Chemsex drugs on the rise: a longitudinal analysis of the Swiss HIV Cohort Study from 2007 to 2017.

Hampel, B; Kusejko, K; Kouyos, R D; Böni, J; Flepp, M; Stöckle, M; Conen, A; Béguelin, C; Künzler-Heule, P; Nicca, D; Schmidt, A J; Nguyen, H; Delaloye, J; Rougemont, M; Bernasconi, E; Rauch, A; Günthard, H F; Braun, D L; Fehr, J (2020). Chemsex drugs on the rise: a longitudinal analysis of the Swiss HIV Cohort Study from 2007 to 2017. HIV medicine, 21(4), pp. 228-239. Wiley 10.1111/hiv.12821

[img] Text
Hampel_et_al-2019-HIV_Medicine (1).pdf - Published Version
Restricted to registered users only
Available under License Publisher holds Copyright.

Download (333kB) | Request a copy

OBJECTIVES Chemsex refers to the use of sex-enhancing drugs among men who have sex with men (MSM) in combination with specific sexual and social behaviours.
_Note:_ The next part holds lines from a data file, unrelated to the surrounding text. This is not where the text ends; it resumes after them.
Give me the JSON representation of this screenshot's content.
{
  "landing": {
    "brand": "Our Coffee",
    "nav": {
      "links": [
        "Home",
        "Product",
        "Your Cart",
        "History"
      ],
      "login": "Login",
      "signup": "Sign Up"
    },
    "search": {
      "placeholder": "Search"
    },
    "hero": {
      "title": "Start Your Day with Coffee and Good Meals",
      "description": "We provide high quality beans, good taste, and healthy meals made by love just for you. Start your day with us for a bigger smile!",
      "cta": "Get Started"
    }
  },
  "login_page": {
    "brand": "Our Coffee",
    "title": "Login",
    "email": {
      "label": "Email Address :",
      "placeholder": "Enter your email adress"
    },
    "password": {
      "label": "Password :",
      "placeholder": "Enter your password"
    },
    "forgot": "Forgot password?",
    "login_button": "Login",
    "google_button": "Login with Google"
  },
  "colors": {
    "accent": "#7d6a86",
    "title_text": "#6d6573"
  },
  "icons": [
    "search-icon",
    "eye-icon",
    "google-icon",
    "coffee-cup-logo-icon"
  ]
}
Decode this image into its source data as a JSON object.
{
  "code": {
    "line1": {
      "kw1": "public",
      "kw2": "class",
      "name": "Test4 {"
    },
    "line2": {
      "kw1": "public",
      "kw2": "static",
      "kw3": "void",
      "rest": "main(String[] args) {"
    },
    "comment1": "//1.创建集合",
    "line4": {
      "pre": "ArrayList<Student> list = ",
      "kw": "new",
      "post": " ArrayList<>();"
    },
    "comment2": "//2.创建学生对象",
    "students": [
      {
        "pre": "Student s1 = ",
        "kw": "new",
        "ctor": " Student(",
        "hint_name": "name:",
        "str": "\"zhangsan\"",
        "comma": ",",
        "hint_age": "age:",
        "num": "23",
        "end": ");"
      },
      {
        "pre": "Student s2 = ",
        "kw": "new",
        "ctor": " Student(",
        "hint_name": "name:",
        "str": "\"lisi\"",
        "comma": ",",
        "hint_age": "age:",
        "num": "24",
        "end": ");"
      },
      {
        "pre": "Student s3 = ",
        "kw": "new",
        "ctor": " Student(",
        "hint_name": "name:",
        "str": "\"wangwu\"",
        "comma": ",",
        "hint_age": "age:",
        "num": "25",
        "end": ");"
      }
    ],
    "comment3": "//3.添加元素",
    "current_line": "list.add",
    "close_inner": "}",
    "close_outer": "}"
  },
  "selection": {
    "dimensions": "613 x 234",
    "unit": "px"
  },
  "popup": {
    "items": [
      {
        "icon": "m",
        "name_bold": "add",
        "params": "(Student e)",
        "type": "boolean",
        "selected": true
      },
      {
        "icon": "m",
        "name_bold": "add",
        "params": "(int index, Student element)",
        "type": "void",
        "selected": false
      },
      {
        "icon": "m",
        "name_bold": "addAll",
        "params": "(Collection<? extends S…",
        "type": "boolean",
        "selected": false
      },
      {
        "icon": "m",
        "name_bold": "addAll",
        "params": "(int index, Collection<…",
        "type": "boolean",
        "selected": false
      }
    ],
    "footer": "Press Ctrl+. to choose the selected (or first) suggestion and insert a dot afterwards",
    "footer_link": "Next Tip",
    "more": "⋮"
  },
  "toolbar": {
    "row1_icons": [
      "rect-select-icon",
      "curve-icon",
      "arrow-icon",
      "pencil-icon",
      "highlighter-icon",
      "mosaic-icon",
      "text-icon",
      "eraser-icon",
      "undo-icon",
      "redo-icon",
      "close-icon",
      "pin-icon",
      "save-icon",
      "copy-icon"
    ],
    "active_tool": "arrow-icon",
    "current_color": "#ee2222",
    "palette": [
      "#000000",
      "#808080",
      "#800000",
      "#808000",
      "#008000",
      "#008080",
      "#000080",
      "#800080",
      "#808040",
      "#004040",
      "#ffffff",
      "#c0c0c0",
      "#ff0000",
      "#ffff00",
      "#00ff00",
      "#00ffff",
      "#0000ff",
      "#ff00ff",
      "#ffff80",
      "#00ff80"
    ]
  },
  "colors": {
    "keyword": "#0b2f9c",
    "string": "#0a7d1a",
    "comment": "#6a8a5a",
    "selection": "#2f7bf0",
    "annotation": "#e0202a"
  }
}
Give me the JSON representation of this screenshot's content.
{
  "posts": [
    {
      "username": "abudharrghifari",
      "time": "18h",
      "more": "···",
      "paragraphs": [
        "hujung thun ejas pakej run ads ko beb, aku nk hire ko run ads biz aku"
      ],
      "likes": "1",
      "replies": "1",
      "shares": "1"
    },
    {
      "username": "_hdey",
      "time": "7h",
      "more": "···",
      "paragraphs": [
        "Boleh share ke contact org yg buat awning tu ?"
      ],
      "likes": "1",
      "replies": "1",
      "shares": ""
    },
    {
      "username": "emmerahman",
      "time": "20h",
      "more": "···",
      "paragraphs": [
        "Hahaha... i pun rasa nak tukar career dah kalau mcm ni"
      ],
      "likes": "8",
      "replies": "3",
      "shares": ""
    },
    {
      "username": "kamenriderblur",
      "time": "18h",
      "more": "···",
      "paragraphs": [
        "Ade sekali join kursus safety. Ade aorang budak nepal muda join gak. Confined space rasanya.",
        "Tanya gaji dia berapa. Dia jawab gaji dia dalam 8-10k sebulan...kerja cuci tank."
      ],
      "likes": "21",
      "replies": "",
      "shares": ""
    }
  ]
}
Longitudinal data on this development and the associated health risks are scarce. METHODS Data on all recreational drugs reported in the Swiss HIV Cohort Study (SHCS) from 2007 to 2017 were collected. Drug use was analysed longitudinally for all drug classes. In addition, potential associations between patient characteristics and the consumption of methamphetamine, γ-hydroxybutric acid/γ-butyrolactone (GHB/GBL), 3,4-methylenedioxymethamphetamine (MDMA/XTC), cocaine and amphetamine were analysed. RESULTS We analysed 166 167 follow-up entries for 12 527 SHCS participants, including 7101 free text field entries containing information about recreational drugs other than cannabis, cocaine and heroin. Overall, we observed a stable percentage (9.0%) of recreational drug use (excluding cannabis, amyl nitrite and prescription drugs). For MSM, however, there was an increase in overall drug use from 8.8% in 2007 to 13.8% in 2017, with particularly large increases for methamphetamine (from 0.2 to 2.4%; P < 0.001) and GHB/GBL (from 1.0 to 3.4%; P < 0.001). The use of each of the potentially sex-enhancing drugs methamphetamine, GHB/GBL, cocaine, XTC/MDMA and amphetamine was significantly associated with condomless sex with nonsteady partners, and higher prevalences of depression, syphilis and hepatitis C. CONCLUSIONS The significant increase in the use of chemsex drugs among MSM in the SHCS and the strong association with coinfections and depression highlights the need for harm reduction programmes tailored to MSM. According to our results, improving knowledge about recreational drugs is important for all health care professionals working with people living with HIV.

Item Type:

Journal Article (Original Article)

Division/Institute:

04 Faculty of Medicine > Department of Haematology, Oncology, Infectious Diseases, Laboratory Medicine and Hospital Pharmacy (DOLS) > Clinic of Infectiology

UniBE Contributor:

Béguelin, Charles Antoine and Rauch, Andri

Subjects:

600 Technology > 610 Medicine & health

ISSN:

1464-2662

Publisher:

Wiley

Language:

English

Submitter:

Annelies Luginbühl

Date Deposited:

24 Jan 2020 15:28

Last Modified:

13 Mar 2020 01:32

Publisher DOI:

10.1111/hiv.12821

PubMed ID:

31849182

Uncontrolled Keywords:

HIV chemsex men who have sex with men recreational drug use

BORIS DOI:

10.7892/boris.137500

URI:

https://boris.unibe.ch/id/eprint/137500

Actions (login required)

Edit item Edit item
Provide Feedback